PROBLEM DETAILS
Which lines of the listing below contain the word "value"? Copy each of them.
----- DATA IN THIS EXERCISE
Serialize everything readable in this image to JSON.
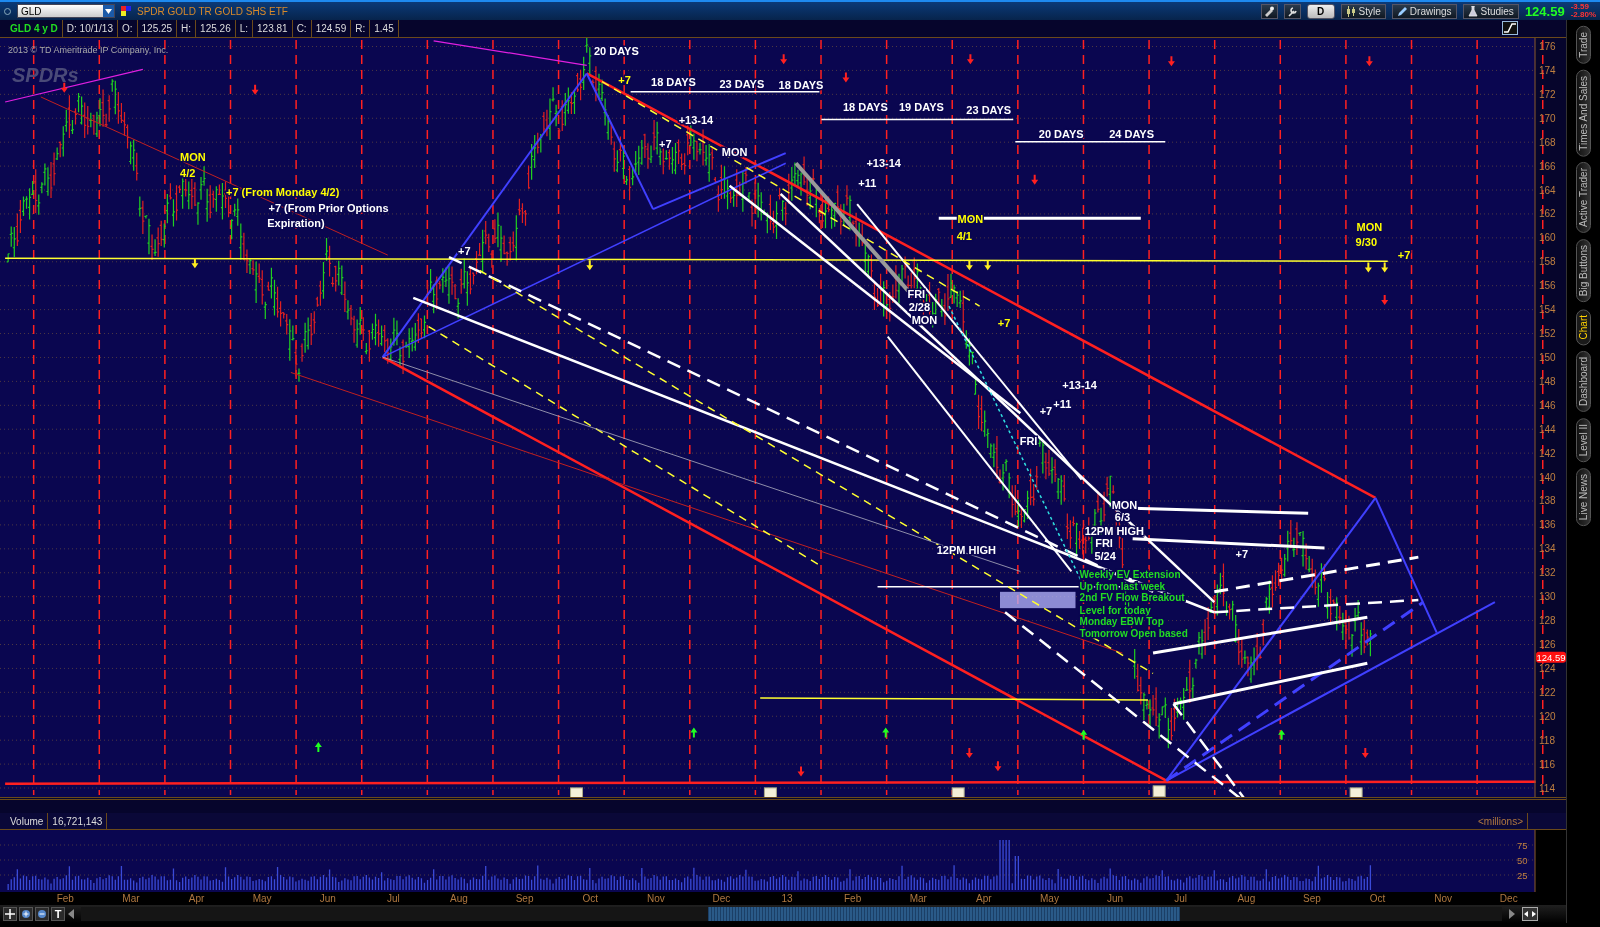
{
  "header": {
    "symbol": "GLD",
    "description": "SPDR GOLD TR GOLD SHS ETF",
    "period_button": "D",
    "buttons": [
      "Style",
      "Drawings",
      "Studies"
    ],
    "last_price": "124.59",
    "change": "-3.59",
    "change_percent": "-2.80%"
  },
  "info_bar": {
    "label": "GLD 4 y D",
    "date": "D: 10/1/13",
    "fields": [
      {
        "name": "O:",
        "value": "125.25"
      },
      {
        "name": "H:",
        "value": "125.26"
      },
      {
        "name": "L:",
        "value": "123.81"
      },
      {
        "name": "C:",
        "value": "124.59"
      },
      {
        "name": "R:",
        "value": "1.45"
      }
    ]
  },
  "chart": {
    "copyright": "2013 © TD Ameritrade IP Company, Inc.",
    "logo": "SPDRs",
    "price_tag": "124.59",
    "price_axis": [
      "176",
      "174",
      "172",
      "170",
      "168",
      "166",
      "164",
      "162",
      "160",
      "158",
      "156",
      "154",
      "152",
      "150",
      "148",
      "146",
      "144",
      "142",
      "140",
      "138",
      "136",
      "134",
      "132",
      "130",
      "128",
      "126",
      "124",
      "122",
      "120",
      "118",
      "116",
      "114"
    ],
    "annotations": [
      {
        "text": "20 DAYS",
        "color": "#ffffff"
      },
      {
        "text": "+7",
        "color": "#ffff00"
      },
      {
        "text": "18 DAYS",
        "color": "#ffffff"
      },
      {
        "text": "23 DAYS",
        "color": "#ffffff"
      },
      {
        "text": "18 DAYS",
        "color": "#ffffff"
      },
      {
        "text": "+13-14",
        "color": "#ffffff"
      },
      {
        "text": "+7",
        "color": "#ffffff"
      },
      {
        "text": "MON",
        "color": "#ffffff"
      },
      {
        "text": "18 DAYS",
        "color": "#ffffff"
      },
      {
        "text": "19 DAYS",
        "color": "#ffffff"
      },
      {
        "text": "23 DAYS",
        "color": "#ffffff"
      },
      {
        "text": "20 DAYS",
        "color": "#ffffff"
      },
      {
        "text": "24 DAYS",
        "color": "#ffffff"
      },
      {
        "text": "+13-14",
        "color": "#ffffff"
      },
      {
        "text": "+11",
        "color": "#ffffff"
      },
      {
        "text": "MON",
        "color": "#ffff00"
      },
      {
        "text": "4/2",
        "color": "#ffff00"
      },
      {
        "text": "+7 (From Monday 4/2)",
        "color": "#ffff00"
      },
      {
        "text": "+7 (From Prior Options",
        "color": "#ffffff"
      },
      {
        "text": "Expiration)",
        "color": "#ffffff"
      },
      {
        "text": "+7",
        "color": "#ffffff"
      },
      {
        "text": "MON",
        "color": "#ffff00"
      },
      {
        "text": "4/1",
        "color": "#ffff00"
      },
      {
        "text": "MON",
        "color": "#ffff00"
      },
      {
        "text": "9/30",
        "color": "#ffff00"
      },
      {
        "text": "+7",
        "color": "#ffff00"
      },
      {
        "text": "FRI",
        "color": "#ffffff"
      },
      {
        "text": "2/28",
        "color": "#ffffff"
      },
      {
        "text": "MON",
        "color": "#ffffff"
      },
      {
        "text": "+7",
        "color": "#ffff00"
      },
      {
        "text": "+13-14",
        "color": "#ffffff"
      },
      {
        "text": "+11",
        "color": "#ffffff"
      },
      {
        "text": "+7",
        "color": "#ffffff"
      },
      {
        "text": "FRI",
        "color": "#ffffff"
      },
      {
        "text": "MON",
        "color": "#ffffff"
      },
      {
        "text": "6/3",
        "color": "#ffffff"
      },
      {
        "text": "12PM HIGH",
        "color": "#ffffff"
      },
      {
        "text": "FRI",
        "color": "#ffffff"
      },
      {
        "text": "5/24",
        "color": "#ffffff"
      },
      {
        "text": "12PM HIGH",
        "color": "#ffffff"
      },
      {
        "text": "+7",
        "color": "#ffffff"
      },
      {
        "text": "Weekly EV Extension",
        "color": "#22dd22"
      },
      {
        "text": "Up from last week",
        "color": "#22dd22"
      },
      {
        "text": "2nd FV Flow Breakout",
        "color": "#22dd22"
      },
      {
        "text": "Level for today",
        "color": "#22dd22"
      },
      {
        "text": "Monday EBW Top",
        "color": "#22dd22"
      },
      {
        "text": "Tomorrow Open based",
        "color": "#22dd22"
      }
    ]
  },
  "volume": {
    "title": "Volume",
    "value": "16,721,143",
    "unit": "<millions>",
    "axis": [
      "75",
      "50",
      "25"
    ]
  },
  "months": [
    "Feb",
    "Mar",
    "Apr",
    "May",
    "Jun",
    "Jul",
    "Aug",
    "Sep",
    "Oct",
    "Nov",
    "Dec",
    "13",
    "Feb",
    "Mar",
    "Apr",
    "May",
    "Jun",
    "Jul",
    "Aug",
    "Sep",
    "Oct",
    "Nov",
    "Dec"
  ],
  "toolbar": {
    "text_tool": "T"
  },
  "side_tabs": [
    {
      "label": "Trade",
      "selected": false
    },
    {
      "label": "Times And Sales",
      "selected": false
    },
    {
      "label": "Active Trader",
      "selected": false
    },
    {
      "label": "Big Buttons",
      "selected": false
    },
    {
      "label": "Chart",
      "selected": true
    },
    {
      "label": "Dashboard",
      "selected": false
    },
    {
      "label": "Level II",
      "selected": false
    },
    {
      "label": "Live News",
      "selected": false
    }
  ]
}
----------
SOLUTION FOR THIS PROBLEM
        "value": "125.25"
        "value": "125.26"
        "value": "123.81"
        "value": "124.59"
        "value": "1.45"
    "value": "16,721,143",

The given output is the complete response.